WATCH AND WARD.
oger Lawrence had come to town for the express purpose of doing a certain act, but as the hour for action approached he felt his ardor rapidly ebbing. Of the ardor that comes from hope, indeed, he had felt little from the first; so little that as he whirled along in the train he wondered to find himself engaged in this fool's errand. But in default of hope he was sustained, I may almost say, by despair. He should fail, he was sure, but he must fail again before he could rest. Meanwhile he was restless enough. In the evening, at his hotel, having roamed aimlessly about the streets for a couple of hours in the dark December cold, he went up to his room and dressed, with a painful sense of having but partly succeeded in giving himself the figure of an impassioned suitor.

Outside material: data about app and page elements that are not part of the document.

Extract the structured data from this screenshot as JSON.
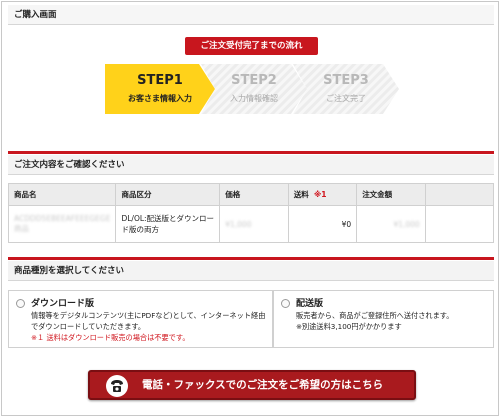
{
  "header": {
    "title": "ご購入画面"
  },
  "flow": {
    "badge": "ご注文受付完了までの流れ",
    "steps": [
      {
        "num": "STEP1",
        "label": "お客さま情報入力",
        "active": true
      },
      {
        "num": "STEP2",
        "label": "入力情報確認",
        "active": false
      },
      {
        "num": "STEP3",
        "label": "ご注文完了",
        "active": false
      }
    ]
  },
  "confirm": {
    "title": "ご注文内容をご確認ください",
    "columns": [
      "商品名",
      "商品区分",
      "価格",
      "送料",
      "注文金額"
    ],
    "shipping_note_mark": "※1",
    "row": {
      "name": "ACDDD5EBEEAFEEEGEGE商品",
      "category": "DL/OL:配送版とダウンロード版の両方",
      "price": "¥1,000",
      "shipping": "¥0",
      "total": "¥1,000"
    }
  },
  "product_type": {
    "title": "商品種別を選択してください",
    "download": {
      "title": "ダウンロード版",
      "desc1": "情報等をデジタルコンテンツ(主にPDFなど)として、インターネット経由でダウンロードしていただきます。",
      "note": "※１ 送料はダウンロード販売の場合は不要です。"
    },
    "delivery": {
      "title": "配送版",
      "desc1": "販売者から、商品がご登録住所へ送付されます。",
      "desc2": "※別途送料3,100円がかかります"
    }
  },
  "phone_button": {
    "label": "電話・ファックスでのご注文をご希望の方はこちら"
  },
  "colors": {
    "accent_red": "#c8161e",
    "step_active": "#ffd21a",
    "button_red": "#a91a1e"
  }
}
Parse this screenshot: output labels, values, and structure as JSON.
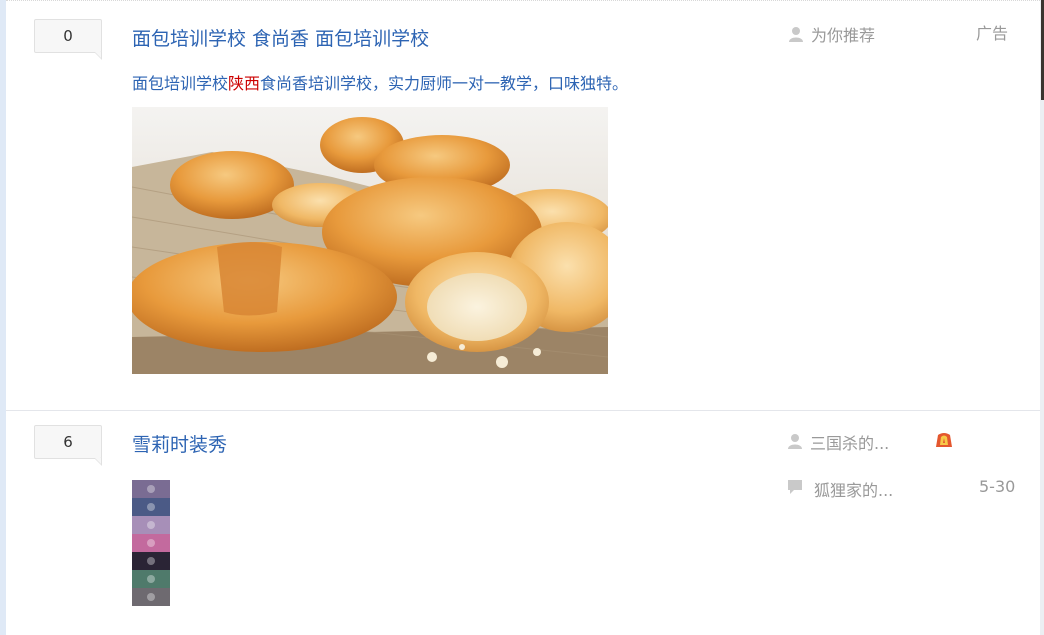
{
  "threads": [
    {
      "reply_count": "0",
      "title": "面包培训学校 食尚香 面包培训学校",
      "abstract_pre": "面包培训学校",
      "abstract_highlight": "陕西",
      "abstract_post": "食尚香培训学校，实力厨师一对一教学，口味独特。",
      "author": "为你推荐",
      "ad_label": "广告",
      "image_icon": "croissant-photo"
    },
    {
      "reply_count": "6",
      "title": "雪莉时装秀",
      "author": "三国杀的...",
      "author_badge_icon": "flame-badge-icon",
      "last_replier": "狐狸家的...",
      "last_reply_time": "5-30",
      "image_icon": "fashion-thumbnail"
    }
  ],
  "colors": {
    "link": "#2d64b3",
    "highlight": "#cc0000",
    "meta": "#999999"
  }
}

He was twenty-nine years old, sound and strong, with a tender heart, and a genius, almost, for common-sense; his face told clearly of youth and kindness and sanity, but it had little other beauty. His